Loni glanced at me, then down at the shirt in her lap. She gave it an extra-tight squeeze, then let her hands fall open, freeing the fabric.
I took the hoodie and stepped to the side, out of Loni’s direct line of sight. Taking a deep breath, I cleared my mind and reached for the fae magic deep within me. As an imbuer, I could sometimes read memories and emotions imprinted on objects, but only if they were strong. While I wanted to help find May, part of me was hoping I wouldn’t glean anything from the hoodie. If I did, it would probably mean something terrible had happened.
But before I could find any clue May might have left behind, I had to wade through my own emotions, exposed by my magic like open wounds. I identified worry for May, sympathy for Emma, and discomfort at seeing Mrs. Yamada—usually so stalwart and stern—reduced to a quivering shell. As I sank past those emotions, the lighting around me seemed to shift, become brighter, more intense. I looked at the hoodie in my hands . . . but they weren’t my hands. They were smaller, thinner, and the same rich tan color as Emma’s.

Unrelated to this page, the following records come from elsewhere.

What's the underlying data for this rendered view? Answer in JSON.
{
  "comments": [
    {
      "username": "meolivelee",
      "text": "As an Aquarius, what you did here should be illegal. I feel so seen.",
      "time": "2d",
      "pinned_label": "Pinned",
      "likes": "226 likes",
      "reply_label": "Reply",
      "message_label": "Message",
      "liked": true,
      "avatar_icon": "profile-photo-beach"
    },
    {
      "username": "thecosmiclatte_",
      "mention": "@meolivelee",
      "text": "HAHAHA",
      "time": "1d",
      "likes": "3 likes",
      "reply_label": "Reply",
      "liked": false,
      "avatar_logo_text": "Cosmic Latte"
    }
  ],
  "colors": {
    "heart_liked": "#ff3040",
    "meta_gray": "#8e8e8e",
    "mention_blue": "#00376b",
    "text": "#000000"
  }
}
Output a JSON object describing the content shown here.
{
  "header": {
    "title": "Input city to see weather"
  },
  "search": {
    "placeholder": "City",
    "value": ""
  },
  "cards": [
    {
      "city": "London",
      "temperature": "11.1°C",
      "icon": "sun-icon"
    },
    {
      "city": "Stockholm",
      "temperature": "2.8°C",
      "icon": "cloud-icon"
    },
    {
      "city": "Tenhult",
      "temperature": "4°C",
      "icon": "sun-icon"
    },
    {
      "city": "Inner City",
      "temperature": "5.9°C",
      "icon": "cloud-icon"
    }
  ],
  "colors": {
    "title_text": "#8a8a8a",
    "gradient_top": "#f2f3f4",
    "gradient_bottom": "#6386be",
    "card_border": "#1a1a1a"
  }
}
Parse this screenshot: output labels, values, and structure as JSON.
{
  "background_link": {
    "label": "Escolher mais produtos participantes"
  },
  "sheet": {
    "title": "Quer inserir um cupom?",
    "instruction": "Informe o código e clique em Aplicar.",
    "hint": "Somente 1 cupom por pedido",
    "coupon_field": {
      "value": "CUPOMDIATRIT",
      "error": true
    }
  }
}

I tried to finish the motion of pulling the hoodie on, but my arms wouldn’t move. Nothing moved. It was as if my muscles had suddenly been fused in place. Panic welled inside me as I struggled to control my unresponsive body.
“You’ve been requested for a private performance,” said a man’s voice behind me.
I would have jumped, had I not been frozen in place. I didn’t recognize the voice.
I tried to turn my head, to see who was speaking, and another wave of panic swept through me when my neck refused to respond. Some of the fear I was feeling was May’s, but mixed with it was my own terror at the feeling of helplessness. I’d been a prisoner in my own body once before, unable to control my actions. It was not an experience I ever wanted to repeat.
There was a soft, scraping noise. My violin case, which had been resting by my foot, bumped my leg as the person behind me lifted it. Then a strong hand gripped my shoulder.
“Time to go.”
There was a tug, and the blue fabric fell from my useless fingers.
I gasped and stumbled into one of the bar stools at the kitchen counter.
Emma and Loni both looked up. Loni frowned as though she’d caught me drunk in the middle of the day. Emma just quirked an eyebrow.
I swallowed the cold dread blocking my throat. May hadn’t run off. She’d been taken, and there’d been magic involved. That wasn’t information I wanted to share with Loni in her current state . . . or ever, really, considering her already militant stance on magic.
Straightening, I thrust the hoodie back into Loni’s hands.
Emma wrapped her arm around her mother’s shoulders. “Come on, Mom. I’ll drive you home.”
Loni stiffened for a moment, like she was going to argue, but instead she just nodded. She slid out of her chair, but remained hunched, making her a good three inches shorter than usual. With Emma’s help, she shuffled heavily to the door, the blue shirt once more clutched in her hands. She didn’t look around. She didn’t say goodbye.
Emma grabbed her purse and coat from the hooks by the door on her way out. The Range Rover’s engine turned over. Ice crunched again. Then silence.
Links to Purchase Print Books
Buy Casting Shadows Print Edition at Amazon
Buy Casting Shadows Print Edition at Barnes and Noble
Have you read this book? Tell us what you thought! All information was provided by the author and not edited by us. This is so you get to know the author better.